SUPPLIED DATA:
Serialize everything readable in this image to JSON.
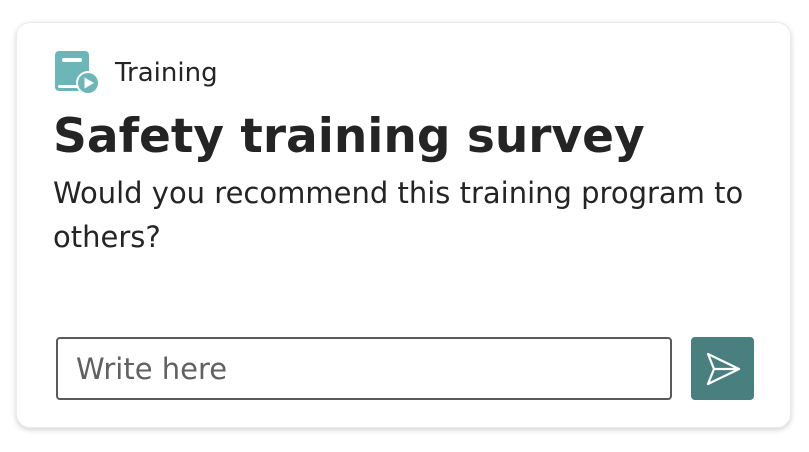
{
  "app": {
    "name": "Training",
    "icon": "training-video-icon",
    "icon_color": "#6cb6b8"
  },
  "survey": {
    "title": "Safety training survey",
    "question": "Would you recommend this training program to others?"
  },
  "input": {
    "value": "",
    "placeholder": "Write here"
  },
  "send_button": {
    "icon": "send-icon",
    "color": "#4a7f80"
  }
}
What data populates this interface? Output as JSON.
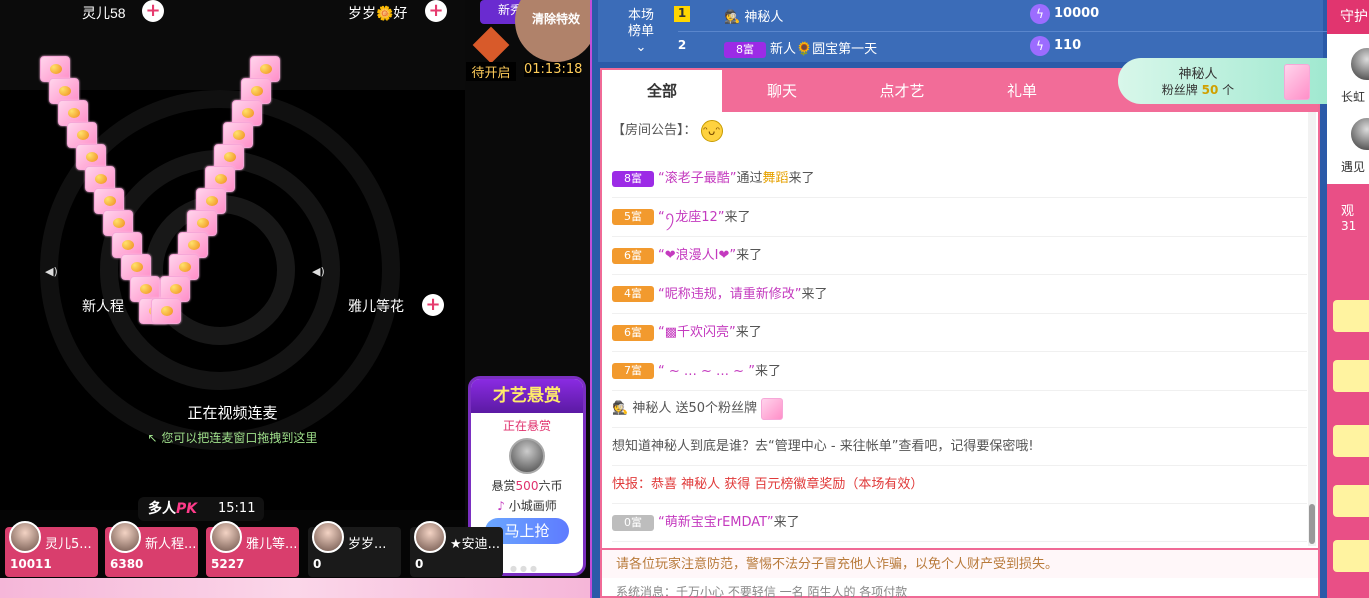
{
  "video": {
    "host_left": "灵儿58",
    "host_right": "岁岁🌼好",
    "new_label": "新秀",
    "timer_pending": "待开启",
    "timer_value": "01:13:18",
    "clear_effects": "清除特效",
    "seat_left": "新人程",
    "seat_right": "雅儿等花",
    "link_status": "正在视频连麦",
    "drag_hint": "您可以把连麦窗口拖拽到这里",
    "pk_label": "多人",
    "pk_word": "PK",
    "pk_time": "15:11",
    "pk_players": [
      {
        "name": "灵儿5...",
        "score": "10011"
      },
      {
        "name": "新人程...",
        "score": "6380"
      },
      {
        "name": "雅儿等...",
        "score": "5227"
      },
      {
        "name": "岁岁...",
        "score": "0"
      },
      {
        "name": "★安迪...",
        "score": "0"
      }
    ],
    "bounty": {
      "title": "才艺悬赏",
      "status": "正在悬赏",
      "reward_prefix": "悬赏",
      "reward_amount": "500",
      "reward_unit": "六币",
      "target": "小城画师",
      "button": "马上抢"
    }
  },
  "rank": {
    "label_line1": "本场",
    "label_line2": "榜单",
    "rows": [
      {
        "num": "1",
        "user": "神秘人",
        "value": "10000"
      },
      {
        "num": "2",
        "badge": "8富",
        "user": "新人🌻圆宝第一天",
        "value": "110"
      }
    ]
  },
  "fans": {
    "name": "神秘人",
    "label": "粉丝牌",
    "count": "50",
    "unit": "个"
  },
  "tabs": [
    "全部",
    "聊天",
    "点才艺",
    "礼单"
  ],
  "announcement": "【房间公告】：",
  "messages": [
    {
      "badge": "8富",
      "cls": "b8",
      "user": "“滚老子最酷”",
      "mid": "通过",
      "extra": "舞蹈",
      "tail": "来了"
    },
    {
      "badge": "5富",
      "cls": "b5",
      "user": "“ꪆ龙座12”",
      "mid": "",
      "extra": "",
      "tail": "来了"
    },
    {
      "badge": "6富",
      "cls": "b6",
      "user": "“❤浪漫人I❤”",
      "mid": "",
      "extra": "",
      "tail": "来了"
    },
    {
      "badge": "4富",
      "cls": "b4",
      "user": "“昵称违规，请重新修改”",
      "mid": "",
      "extra": "",
      "tail": "来了"
    },
    {
      "badge": "6富",
      "cls": "b6",
      "user": "“▩千欢闪亮”",
      "mid": "",
      "extra": "",
      "tail": "来了"
    },
    {
      "badge": "7富",
      "cls": "b7",
      "user": "“ ~ … ~ … ~ ”",
      "mid": "",
      "extra": "",
      "tail": "来了"
    }
  ],
  "gift_msg": "神秘人 送50个粉丝牌",
  "tip_msg": "想知道神秘人到底是谁？去“管理中心 - 来往帐单”查看吧，记得要保密哦!",
  "flash_msg": "快报：恭喜 神秘人 获得 百元榜徽章奖励（本场有效）",
  "last_msg": {
    "badge": "0富",
    "user": "“萌新宝宝rEMDAT”",
    "tail": "来了"
  },
  "notice": "请各位玩家注意防范，警惕不法分子冒充他人诈骗，以免个人财产受到损失。",
  "notice2": "系统消息：千万小心 不要轻信 一名 陌生人的 各项付款",
  "far_right": {
    "top": "守护",
    "items": [
      "长虹",
      "遇见",
      "观",
      "31"
    ]
  }
}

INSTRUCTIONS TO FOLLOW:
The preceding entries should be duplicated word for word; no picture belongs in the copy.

TASK OUTPUT:
Serialize everything readable in this image to JSON.
{
  "app": {
    "name": "Training",
    "icon": "training-video-icon",
    "icon_color": "#6cb6b8"
  },
  "survey": {
    "title": "Safety training survey",
    "question": "Would you recommend this training program to others?"
  },
  "input": {
    "value": "",
    "placeholder": "Write here"
  },
  "send_button": {
    "icon": "send-icon",
    "color": "#4a7f80"
  }
}
What data populates this interface? Output as JSON.
{
  "video": {
    "host_left": "灵儿58",
    "host_right": "岁岁🌼好",
    "new_label": "新秀",
    "timer_pending": "待开启",
    "timer_value": "01:13:18",
    "clear_effects": "清除特效",
    "seat_left": "新人程",
    "seat_right": "雅儿等花",
    "link_status": "正在视频连麦",
    "drag_hint": "您可以把连麦窗口拖拽到这里",
    "pk_label": "多人",
    "pk_word": "PK",
    "pk_time": "15:11",
    "pk_players": [
      {
        "name": "灵儿5...",
        "score": "10011"
      },
      {
        "name": "新人程...",
        "score": "6380"
      },
      {
        "name": "雅儿等...",
        "score": "5227"
      },
      {
        "name": "岁岁...",
        "score": "0"
      },
      {
        "name": "★安迪...",
        "score": "0"
      }
    ],
    "bounty": {
      "title": "才艺悬赏",
      "status": "正在悬赏",
      "reward_prefix": "悬赏",
      "reward_amount": "500",
      "reward_unit": "六币",
      "target": "小城画师",
      "button": "马上抢"
    }
  },
  "rank": {
    "label_line1": "本场",
    "label_line2": "榜单",
    "rows": [
      {
        "num": "1",
        "user": "神秘人",
        "value": "10000"
      },
      {
        "num": "2",
        "badge": "8富",
        "user": "新人🌻圆宝第一天",
        "value": "110"
      }
    ]
  },
  "fans": {
    "name": "神秘人",
    "label": "粉丝牌",
    "count": "50",
    "unit": "个"
  },
  "tabs": [
    "全部",
    "聊天",
    "点才艺",
    "礼单"
  ],
  "announcement": "【房间公告】：",
  "messages": [
    {
      "badge": "8富",
      "cls": "b8",
      "user": "“滚老子最酷”",
      "mid": "通过",
      "extra": "舞蹈",
      "tail": "来了"
    },
    {
      "badge": "5富",
      "cls": "b5",
      "user": "“ꪆ龙座12”",
      "mid": "",
      "extra": "",
      "tail": "来了"
    },
    {
      "badge": "6富",
      "cls": "b6",
      "user": "“❤浪漫人I❤”",
      "mid": "",
      "extra": "",
      "tail": "来了"
    },
    {
      "badge": "4富",
      "cls": "b4",
      "user": "“昵称违规，请重新修改”",
      "mid": "",
      "extra": "",
      "tail": "来了"
    },
    {
      "badge": "6富",
      "cls": "b6",
      "user": "“▩千欢闪亮”",
      "mid": "",
      "extra": "",
      "tail": "来了"
    },
    {
      "badge": "7富",
      "cls": "b7",
      "user": "“ ~ … ~ … ~ ”",
      "mid": "",
      "extra": "",
      "tail": "来了"
    }
  ],
  "gift_msg": "神秘人 送50个粉丝牌",
  "tip_msg": "想知道神秘人到底是谁？去“管理中心 - 来往帐单”查看吧，记得要保密哦!",
  "flash_msg": "快报：恭喜 神秘人 获得 百元榜徽章奖励（本场有效）",
  "last_msg": {
    "badge": "0富",
    "user": "“萌新宝宝rEMDAT”",
    "tail": "来了"
  },
  "notice": "请各位玩家注意防范，警惕不法分子冒充他人诈骗，以免个人财产受到损失。",
  "notice2": "系统消息：千万小心 不要轻信 一名 陌生人的 各项付款",
  "far_right": {
    "top": "守护",
    "items": [
      "长虹",
      "遇见",
      "观",
      "31"
    ]
  }
}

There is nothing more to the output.